By the end of World War II, things were looking up again. While heavy industries moved out, the economy stayed robust. Always known for its hospitals, medical schools and research facilities, Philadelphia is now leading bioengineering research and development, and the city has become a popular film location thanks to innovators like M. Night Shyamalan.
The Philadelphia of the present has achieved what previous generations had thought impossible: New Yorkers come for a quick visit, fall in love, and decide to look for a house, hearkening back to the year 1776, when Congressional delegates were bowled over by the quality and comfort of this city.
If every museum, business, historic site and theater in town burned down overnight, you could still have a terrific trip to Philadelphia simply by eating.
Many of the high-end restaurants are grouped along Walnut Street between Broad Street and Rittenhouse Square and are located in the Old City district around 2nd and Market. Everything is available here, starting with an extraordinary number of Italian and Asian restaurants. Philadelphia was also an early center for American nouvelle cuisine and this has developed into a heritage the locals take for granted. One good option for the more exotic cuisines is Amara Cafe, a small, modest Thai restaurant that is a neighborhood favorite. The Saffron Cafe is a homey, internationally influenced café that is sure to please everyone. For a little taste of the islands, Roy Yamaguchi’s Roy’s cooks up all the flavors of Hawaii. For a real, down home Philly joint, try the delightfully gritty Little Pete’s. Finally, if you’re more in the mood for something a bit more European, the Brasserie Perrier is the place for you.

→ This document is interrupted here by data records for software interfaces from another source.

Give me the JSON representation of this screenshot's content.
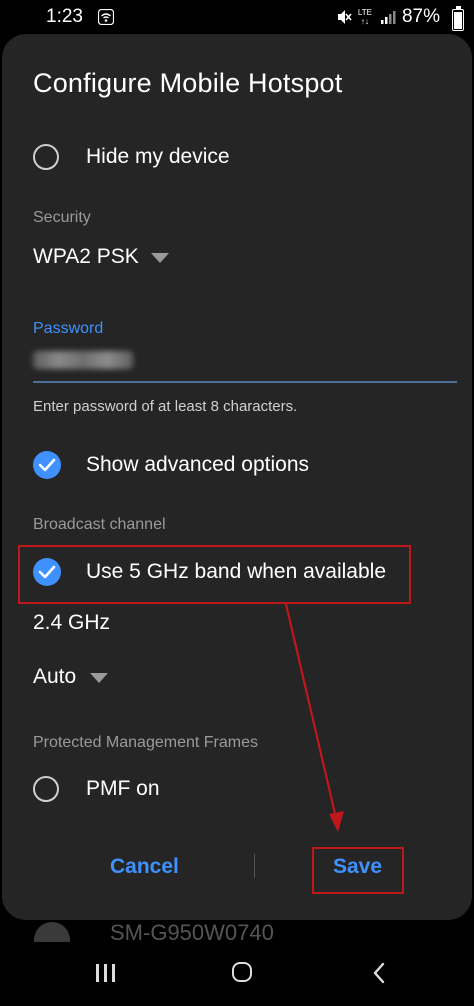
{
  "status_bar": {
    "time": "1:23",
    "network": "LTE",
    "battery": "87%",
    "battery_level": 0.87
  },
  "dialog": {
    "title": "Configure Mobile Hotspot",
    "hide_device": {
      "label": "Hide my device",
      "checked": false
    },
    "security": {
      "label": "Security",
      "value": "WPA2 PSK"
    },
    "password": {
      "label": "Password",
      "hint": "Enter password of at least 8 characters."
    },
    "advanced": {
      "label": "Show advanced options",
      "checked": true
    },
    "broadcast": {
      "label": "Broadcast channel",
      "band5": {
        "label": "Use 5 GHz band when available",
        "checked": true
      },
      "band": "2.4 GHz",
      "channel": "Auto"
    },
    "pmf": {
      "section_label": "Protected Management Frames",
      "label": "PMF on",
      "checked": false
    },
    "buttons": {
      "cancel": "Cancel",
      "save": "Save"
    }
  },
  "background": {
    "device_name": "SM-G950W0740"
  },
  "colors": {
    "accent": "#3e91ff",
    "annotation": "#c0171b",
    "dialog_bg": "#252525"
  }
}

For a classic Philly Cheesesteak, two different places in the Italian Market stay open all night to supply the crowds. For some more casual food, the family owned Cosmo’s Deli is a crowd pleaser for all kinds of Italian deli items. For something a bit more upscale, but that won’t break the bank, stop in to Gayle Restaurant. Moving south of the border, Cantina El Caballito is sure to please with all your favorite Mexican specialties.
Chinatown is a haven for those visitors who are in the mood for a taste of Asian cuisines. The grand and elegant Ocean Harbor serves specialties from all over China, while vegetarians can delight in the meat-free fare at Harmony Vegetarian Restaurant. Although called “Chinatown,” there is more than just Chinese food on offer here; the Palace at the Ben offers spicy and rich Indian cuisine, Penang serves up in-demand Malaysian cuisine. Leaving the Asian continent altogether, Johnny Brenda’s offers Mediterranean food in a lively, bar-like atmosphere.
The charming Society Hill neighborhood features many quality restaurants, ranging from fancy to cozy and casual. Bistro Romano is an elegant restaurant featuring delectable European specialties. For a more casual option, the South Street Diner is a late night favorite featuring everything you would expect from a traditional diner, as well as a variety of Greek specialties, while another late night eatery, Hello Cafe serves up satisfying Chinese dishes. Italian food is not lacking in this neighborhood with Sfizzio and the Monte Carlo Living Room, one of the area’s most popular restaurants.